Task
A full, word-for-word copy of the listing below is needed; leave the images out of it.

Data in this exercise
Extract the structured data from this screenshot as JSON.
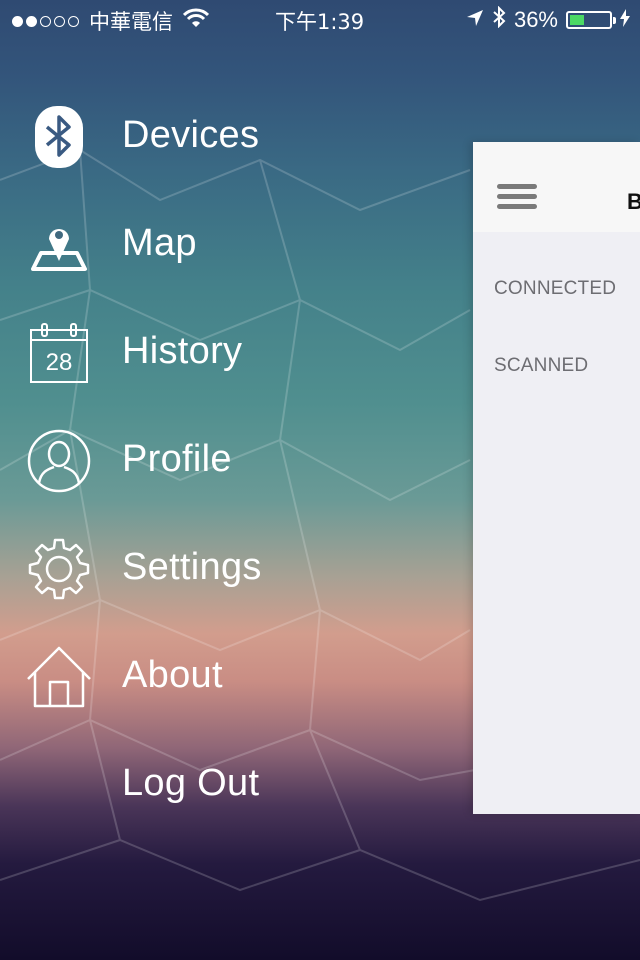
{
  "status_bar": {
    "carrier": "中華電信",
    "time": "下午1:39",
    "battery_percent": "36%",
    "battery_level": 0.36,
    "signal_bars_filled": 2,
    "signal_bars_total": 5,
    "icons": [
      "wifi-icon",
      "location-arrow-icon",
      "bluetooth-icon",
      "battery-icon",
      "charging-icon"
    ]
  },
  "menu": {
    "items": [
      {
        "label": "Devices",
        "icon": "bluetooth-icon"
      },
      {
        "label": "Map",
        "icon": "map-pin-icon"
      },
      {
        "label": "History",
        "icon": "calendar-icon",
        "icon_text": "28"
      },
      {
        "label": "Profile",
        "icon": "user-icon"
      },
      {
        "label": "Settings",
        "icon": "gear-icon"
      },
      {
        "label": "About",
        "icon": "house-icon"
      },
      {
        "label": "Log Out",
        "icon": ""
      }
    ]
  },
  "main": {
    "title": "B",
    "sections": [
      "CONNECTED",
      "SCANNED"
    ]
  },
  "colors": {
    "menu_text": "#ffffff",
    "panel_background": "#efeff4",
    "navbar_background": "#f7f7f7",
    "battery_fill": "#4cd964",
    "section_header": "#6d6d72"
  }
}
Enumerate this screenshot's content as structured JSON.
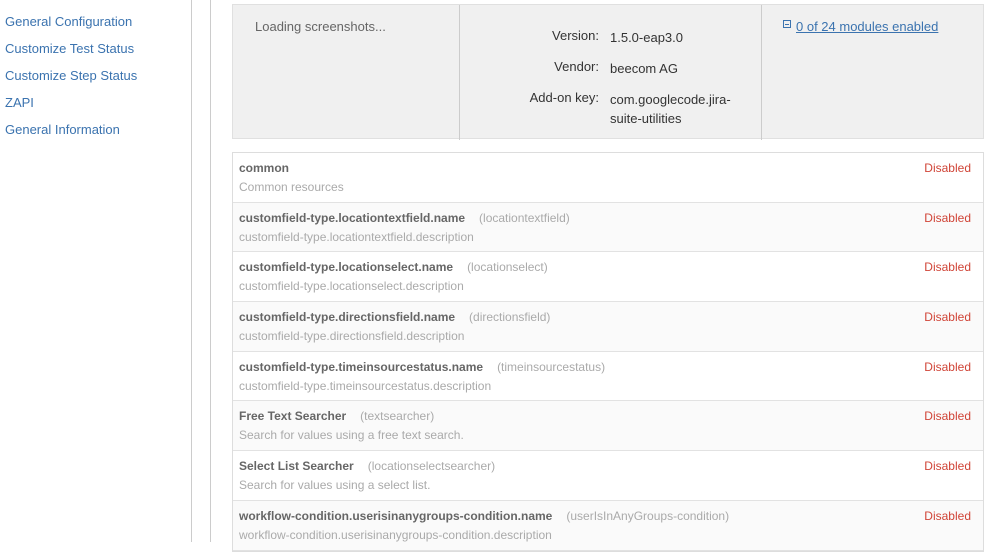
{
  "sidebar": {
    "items": [
      {
        "label": "General Configuration"
      },
      {
        "label": "Customize Test Status"
      },
      {
        "label": "Customize Step Status"
      },
      {
        "label": "ZAPI"
      },
      {
        "label": "General Information"
      }
    ]
  },
  "plugin": {
    "screenshots_loading": "Loading screenshots...",
    "version_label": "Version:",
    "version": "1.5.0-eap3.0",
    "vendor_label": "Vendor:",
    "vendor": "beecom AG",
    "addon_key_label": "Add-on key:",
    "addon_key": "com.googlecode.jira-suite-utilities",
    "modules_summary": "0 of 24 modules enabled"
  },
  "modules": [
    {
      "name": "common",
      "key": "",
      "description": "Common resources",
      "status": "Disabled"
    },
    {
      "name": "customfield-type.locationtextfield.name",
      "key": "(locationtextfield)",
      "description": "customfield-type.locationtextfield.description",
      "status": "Disabled"
    },
    {
      "name": "customfield-type.locationselect.name",
      "key": "(locationselect)",
      "description": "customfield-type.locationselect.description",
      "status": "Disabled"
    },
    {
      "name": "customfield-type.directionsfield.name",
      "key": "(directionsfield)",
      "description": "customfield-type.directionsfield.description",
      "status": "Disabled"
    },
    {
      "name": "customfield-type.timeinsourcestatus.name",
      "key": "(timeinsourcestatus)",
      "description": "customfield-type.timeinsourcestatus.description",
      "status": "Disabled"
    },
    {
      "name": "Free Text Searcher",
      "key": "(textsearcher)",
      "description": "Search for values using a free text search.",
      "status": "Disabled"
    },
    {
      "name": "Select List Searcher",
      "key": "(locationselectsearcher)",
      "description": "Search for values using a select list.",
      "status": "Disabled"
    },
    {
      "name": "workflow-condition.userisinanygroups-condition.name",
      "key": "(userIsInAnyGroups-condition)",
      "description": "workflow-condition.userisinanygroups-condition.description",
      "status": "Disabled"
    }
  ]
}
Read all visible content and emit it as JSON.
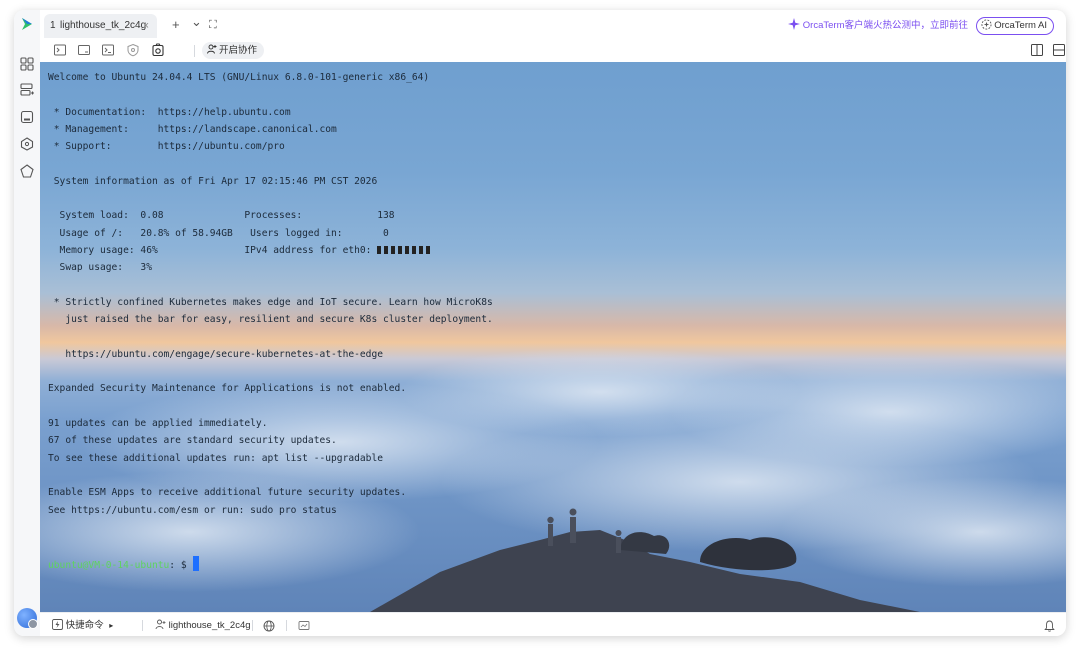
{
  "tabbar": {
    "tab": {
      "index": "1",
      "title": "lighthouse_tk_2c4g",
      "close": "×"
    },
    "add_label": "+",
    "dropdown_label": "⌄",
    "expand_label": "⛶",
    "promo_text": "OrcaTerm客户端火热公测中，立即前往",
    "ai_label": "OrcaTerm AI"
  },
  "toolbar": {
    "collab_label": "开启协作"
  },
  "terminal": {
    "lines": [
      "Welcome to Ubuntu 24.04.4 LTS (GNU/Linux 6.8.0-101-generic x86_64)",
      "",
      " * Documentation:  https://help.ubuntu.com",
      " * Management:     https://landscape.canonical.com",
      " * Support:        https://ubuntu.com/pro",
      "",
      " System information as of Fri Apr 17 02:15:46 PM CST 2026",
      "",
      "  System load:  0.08              Processes:             138",
      "  Usage of /:   20.8% of 58.94GB   Users logged in:       0",
      "  Memory usage: 46%               IPv4 address for eth0: ",
      "  Swap usage:   3%",
      "",
      " * Strictly confined Kubernetes makes edge and IoT secure. Learn how MicroK8s",
      "   just raised the bar for easy, resilient and secure K8s cluster deployment.",
      "",
      "   https://ubuntu.com/engage/secure-kubernetes-at-the-edge",
      "",
      "Expanded Security Maintenance for Applications is not enabled.",
      "",
      "91 updates can be applied immediately.",
      "67 of these updates are standard security updates.",
      "To see these additional updates run: apt list --upgradable",
      "",
      "Enable ESM Apps to receive additional future security updates.",
      "See https://ubuntu.com/esm or run: sudo pro status"
    ],
    "prompt_user": "ubuntu@VM-0-14-ubuntu",
    "prompt_rest": ": $ "
  },
  "statusbar": {
    "quick_cmd_label": "快捷命令",
    "quick_cmd_arrow": "▸",
    "session_label": "lighthouse_tk_2c4g"
  },
  "colors": {
    "accent": "#7b4ff0",
    "prompt_green": "#5fd35f",
    "cursor_blue": "#1e6fff"
  }
}
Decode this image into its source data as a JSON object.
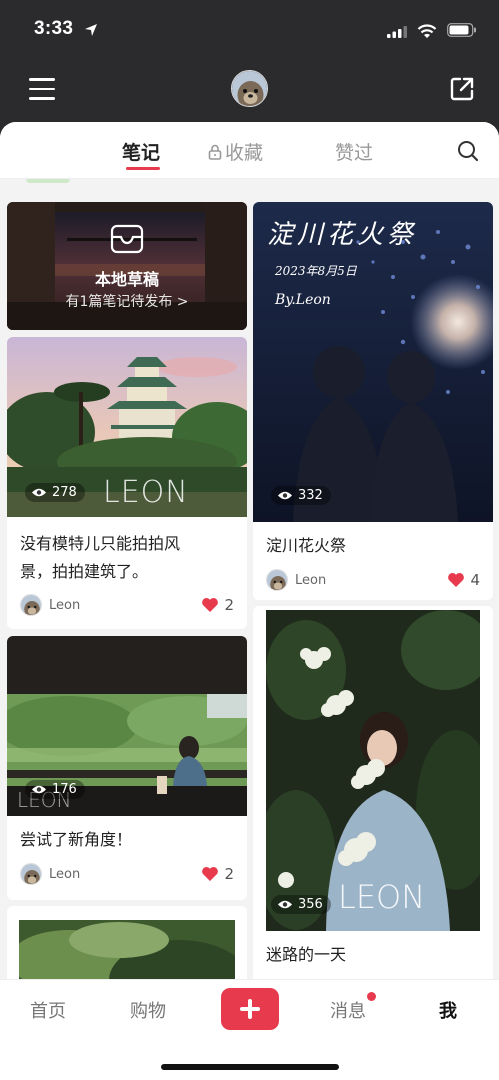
{
  "status_bar": {
    "time": "3:33"
  },
  "tabs": {
    "notes": "笔记",
    "collect": "收藏",
    "liked": "赞过"
  },
  "draft": {
    "title": "本地草稿",
    "subtitle": "有1篇笔记待发布 >"
  },
  "notes": [
    {
      "title_line1": "没有模特儿只能拍拍风",
      "title_line2": "景，拍拍建筑了。",
      "views": "278",
      "author": "Leon",
      "likes": "2",
      "watermark": "LEON"
    },
    {
      "title": "淀川花火祭",
      "views": "332",
      "author": "Leon",
      "likes": "4",
      "image_text_1": "淀川花火祭",
      "image_text_2": "2023年8月5日",
      "image_text_3": "By.Leon"
    },
    {
      "title": "尝试了新角度！",
      "views": "176",
      "author": "Leon",
      "likes": "2",
      "watermark": "LEON"
    },
    {
      "title": "迷路的一天",
      "views": "356",
      "watermark": "LEON"
    }
  ],
  "bottom_nav": {
    "home": "首页",
    "shop": "购物",
    "messages": "消息",
    "me": "我"
  },
  "colors": {
    "accent": "#e83a4d",
    "top_bg": "#2b2b2d"
  }
}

Final answer
Extract the structured data from this screenshot as JSON.
{
  "status_bar": {
    "carrier": "中華電信",
    "time": "下午1:39",
    "battery_percent": "36%",
    "battery_level": 0.36,
    "signal_bars_filled": 2,
    "signal_bars_total": 5,
    "icons": [
      "wifi-icon",
      "location-arrow-icon",
      "bluetooth-icon",
      "battery-icon",
      "charging-icon"
    ]
  },
  "menu": {
    "items": [
      {
        "label": "Devices",
        "icon": "bluetooth-icon"
      },
      {
        "label": "Map",
        "icon": "map-pin-icon"
      },
      {
        "label": "History",
        "icon": "calendar-icon",
        "icon_text": "28"
      },
      {
        "label": "Profile",
        "icon": "user-icon"
      },
      {
        "label": "Settings",
        "icon": "gear-icon"
      },
      {
        "label": "About",
        "icon": "house-icon"
      },
      {
        "label": "Log Out",
        "icon": ""
      }
    ]
  },
  "main": {
    "title": "B",
    "sections": [
      "CONNECTED",
      "SCANNED"
    ]
  },
  "colors": {
    "menu_text": "#ffffff",
    "panel_background": "#efeff4",
    "navbar_background": "#f7f7f7",
    "battery_fill": "#4cd964",
    "section_header": "#6d6d72"
  }
}
Enumerate this screenshot's content as structured JSON.
{
  "sidebar": {
    "items": [
      {
        "label": "General Configuration"
      },
      {
        "label": "Customize Test Status"
      },
      {
        "label": "Customize Step Status"
      },
      {
        "label": "ZAPI"
      },
      {
        "label": "General Information"
      }
    ]
  },
  "plugin": {
    "screenshots_loading": "Loading screenshots...",
    "version_label": "Version:",
    "version": "1.5.0-eap3.0",
    "vendor_label": "Vendor:",
    "vendor": "beecom AG",
    "addon_key_label": "Add-on key:",
    "addon_key": "com.googlecode.jira-suite-utilities",
    "modules_summary": "0 of 24 modules enabled"
  },
  "modules": [
    {
      "name": "common",
      "key": "",
      "description": "Common resources",
      "status": "Disabled"
    },
    {
      "name": "customfield-type.locationtextfield.name",
      "key": "(locationtextfield)",
      "description": "customfield-type.locationtextfield.description",
      "status": "Disabled"
    },
    {
      "name": "customfield-type.locationselect.name",
      "key": "(locationselect)",
      "description": "customfield-type.locationselect.description",
      "status": "Disabled"
    },
    {
      "name": "customfield-type.directionsfield.name",
      "key": "(directionsfield)",
      "description": "customfield-type.directionsfield.description",
      "status": "Disabled"
    },
    {
      "name": "customfield-type.timeinsourcestatus.name",
      "key": "(timeinsourcestatus)",
      "description": "customfield-type.timeinsourcestatus.description",
      "status": "Disabled"
    },
    {
      "name": "Free Text Searcher",
      "key": "(textsearcher)",
      "description": "Search for values using a free text search.",
      "status": "Disabled"
    },
    {
      "name": "Select List Searcher",
      "key": "(locationselectsearcher)",
      "description": "Search for values using a select list.",
      "status": "Disabled"
    },
    {
      "name": "workflow-condition.userisinanygroups-condition.name",
      "key": "(userIsInAnyGroups-condition)",
      "description": "workflow-condition.userisinanygroups-condition.description",
      "status": "Disabled"
    }
  ]
}
Read all visible content and emit it as JSON.
{
  "tabbar": {
    "tab": {
      "index": "1",
      "title": "lighthouse_tk_2c4g",
      "close": "×"
    },
    "add_label": "+",
    "dropdown_label": "⌄",
    "expand_label": "⛶",
    "promo_text": "OrcaTerm客户端火热公测中，立即前往",
    "ai_label": "OrcaTerm AI"
  },
  "toolbar": {
    "collab_label": "开启协作"
  },
  "terminal": {
    "lines": [
      "Welcome to Ubuntu 24.04.4 LTS (GNU/Linux 6.8.0-101-generic x86_64)",
      "",
      " * Documentation:  https://help.ubuntu.com",
      " * Management:     https://landscape.canonical.com",
      " * Support:        https://ubuntu.com/pro",
      "",
      " System information as of Fri Apr 17 02:15:46 PM CST 2026",
      "",
      "  System load:  0.08              Processes:             138",
      "  Usage of /:   20.8% of 58.94GB   Users logged in:       0",
      "  Memory usage: 46%               IPv4 address for eth0: ",
      "  Swap usage:   3%",
      "",
      " * Strictly confined Kubernetes makes edge and IoT secure. Learn how MicroK8s",
      "   just raised the bar for easy, resilient and secure K8s cluster deployment.",
      "",
      "   https://ubuntu.com/engage/secure-kubernetes-at-the-edge",
      "",
      "Expanded Security Maintenance for Applications is not enabled.",
      "",
      "91 updates can be applied immediately.",
      "67 of these updates are standard security updates.",
      "To see these additional updates run: apt list --upgradable",
      "",
      "Enable ESM Apps to receive additional future security updates.",
      "See https://ubuntu.com/esm or run: sudo pro status"
    ],
    "prompt_user": "ubuntu@VM-0-14-ubuntu",
    "prompt_rest": ": $ "
  },
  "statusbar": {
    "quick_cmd_label": "快捷命令",
    "quick_cmd_arrow": "▸",
    "session_label": "lighthouse_tk_2c4g"
  },
  "colors": {
    "accent": "#7b4ff0",
    "prompt_green": "#5fd35f",
    "cursor_blue": "#1e6fff"
  }
}
Decode this image into its source data as a JSON object.
{
  "status_bar": {
    "time": "3:33"
  },
  "tabs": {
    "notes": "笔记",
    "collect": "收藏",
    "liked": "赞过"
  },
  "draft": {
    "title": "本地草稿",
    "subtitle": "有1篇笔记待发布 >"
  },
  "notes": [
    {
      "title_line1": "没有模特儿只能拍拍风",
      "title_line2": "景，拍拍建筑了。",
      "views": "278",
      "author": "Leon",
      "likes": "2",
      "watermark": "LEON"
    },
    {
      "title": "淀川花火祭",
      "views": "332",
      "author": "Leon",
      "likes": "4",
      "image_text_1": "淀川花火祭",
      "image_text_2": "2023年8月5日",
      "image_text_3": "By.Leon"
    },
    {
      "title": "尝试了新角度！",
      "views": "176",
      "author": "Leon",
      "likes": "2",
      "watermark": "LEON"
    },
    {
      "title": "迷路的一天",
      "views": "356",
      "watermark": "LEON"
    }
  ],
  "bottom_nav": {
    "home": "首页",
    "shop": "购物",
    "messages": "消息",
    "me": "我"
  },
  "colors": {
    "accent": "#e83a4d",
    "top_bg": "#2b2b2d"
  }
}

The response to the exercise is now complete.